Center Field: Willie McGee was mostly solid as a Cardinal in the 1980s, but 1985 was easily his best season—he won MVP, stole 56 bases, had a 151 wRC+, and played competent defense. Conveniently, the closest thing in 2017 to 1985 McGee is current Cardinal Tommy Pham, or at least the very high BABIP version which has shown up this year—a very potent offensive threat with a solid all-around game.

Right Field: Although somewhat less celebrated than the ultra-flashy stars such as Smith or Coleman, Andy Van Slyke was an all-around standout—he posted a 117 wRC+, stole 34 bases, and was well above-average in the field. Van Slyke was comparable to Astros right fielder Josh Reddick—while Reddick has been worse defensively in the last three seasons, he is still above-average throughout his career in the field, and his above-average offense and base-running make him a more fair comparison than my original pick, the far better defender Mookie Betts.

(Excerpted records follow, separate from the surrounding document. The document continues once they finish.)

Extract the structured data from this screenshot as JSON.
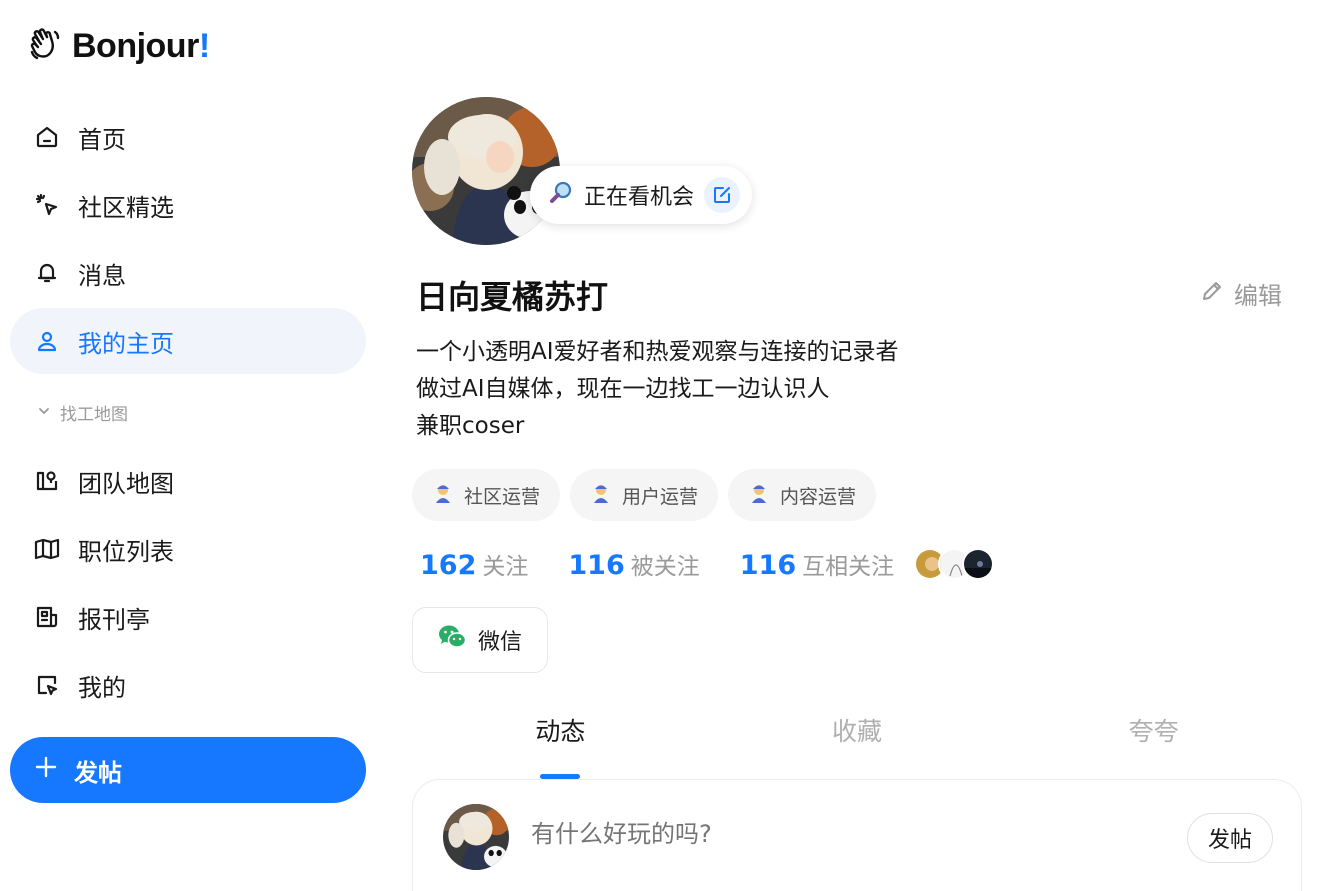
{
  "brand": {
    "name": "Bonjour",
    "bang": "!",
    "logo_icon": "waving-hand-icon",
    "accent": "#1677ff"
  },
  "sidebar": {
    "items": [
      {
        "label": "首页",
        "icon": "home-icon"
      },
      {
        "label": "社区精选",
        "icon": "sparkle-cursor-icon"
      },
      {
        "label": "消息",
        "icon": "bell-icon"
      },
      {
        "label": "我的主页",
        "icon": "user-icon",
        "active": true
      }
    ],
    "section_label": "找工地图",
    "section_items": [
      {
        "label": "团队地图",
        "icon": "team-map-icon"
      },
      {
        "label": "职位列表",
        "icon": "map-icon"
      },
      {
        "label": "报刊亭",
        "icon": "newspaper-icon"
      },
      {
        "label": "我的",
        "icon": "note-edit-icon"
      }
    ],
    "post_button": "发帖"
  },
  "profile": {
    "status": "正在看机会",
    "name": "日向夏橘苏打",
    "edit_label": "编辑",
    "bio": [
      "一个小透明AI爱好者和热爱观察与连接的记录者",
      "做过AI自媒体，现在一边找工一边认识人",
      "兼职coser"
    ],
    "tags": [
      "社区运营",
      "用户运营",
      "内容运营"
    ],
    "stats": [
      {
        "num": "162",
        "label": "关注"
      },
      {
        "num": "116",
        "label": "被关注"
      },
      {
        "num": "116",
        "label": "互相关注"
      }
    ],
    "wechat_label": "微信"
  },
  "tabs": [
    "动态",
    "收藏",
    "夸夸"
  ],
  "composer": {
    "placeholder": "有什么好玩的吗?",
    "post_label": "发帖"
  }
}
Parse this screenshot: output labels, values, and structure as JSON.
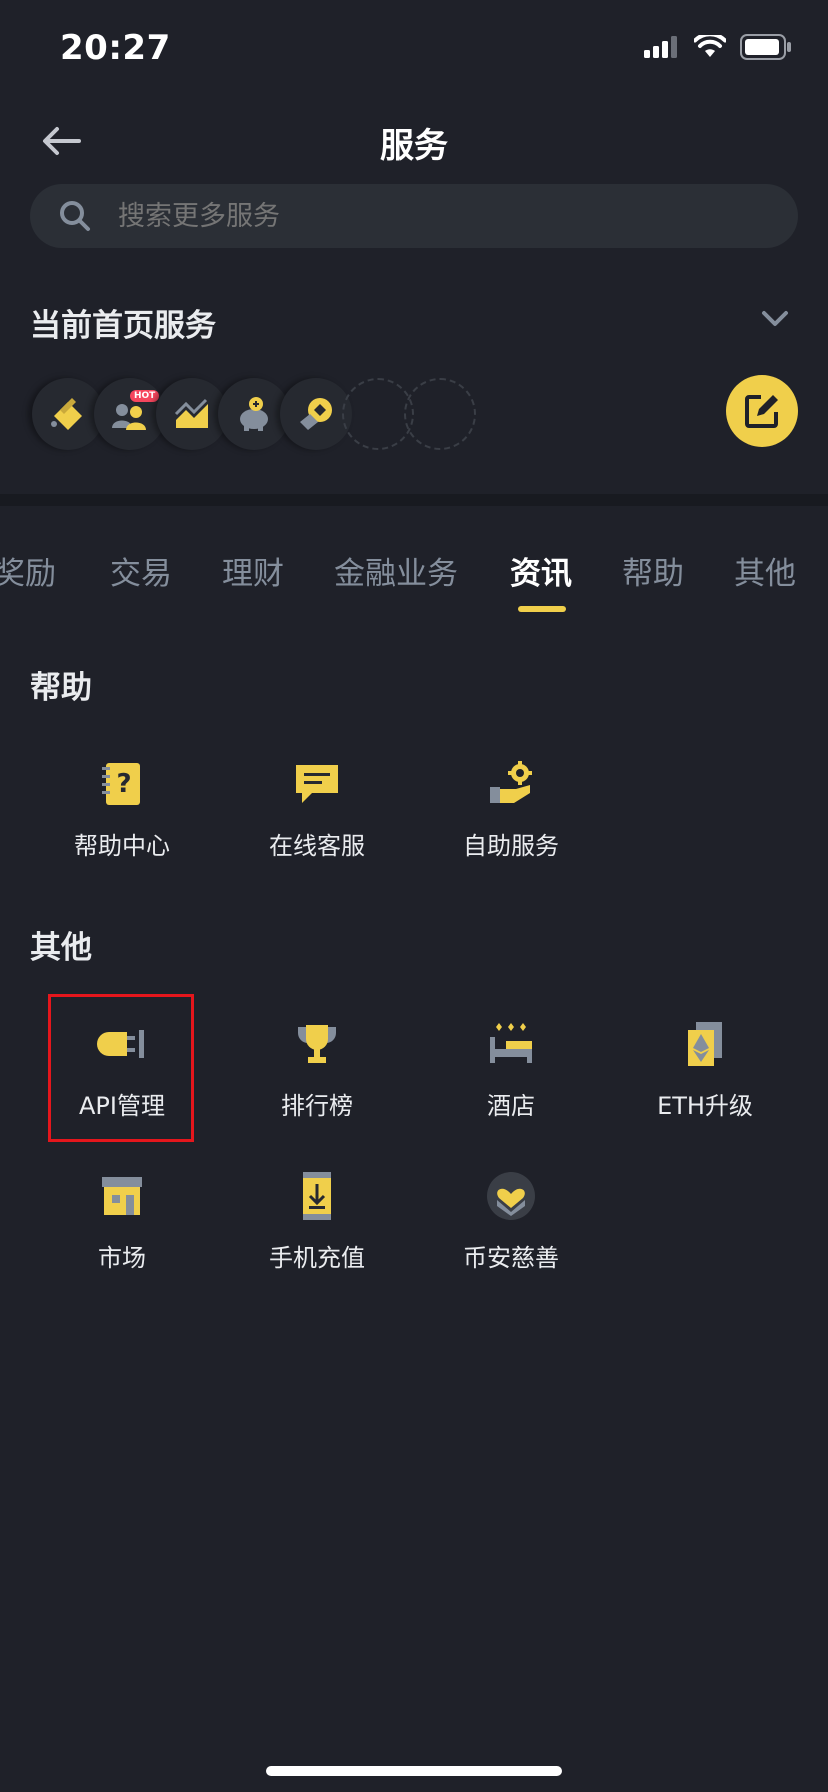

My reaction to this lineup is a bit mixed. On one hand, I would enjoy having Dustin Pedroia and Andrelton Simmons on my team. On the other hand, an outfield of Delino DeShields Jr., Tommy Pham, and Josh Reddick seems—fine? But it does seem a bit more stripped of the mythology that the legendary 1985 team holds. This dichotomy sums up the reality of the 1985 Cardinals—they were a great team, albeit one that did have its shortcomings, and they existed in reality. And just as this lineup would be an intriguing one today, the 1985 one held similar esteem in its day.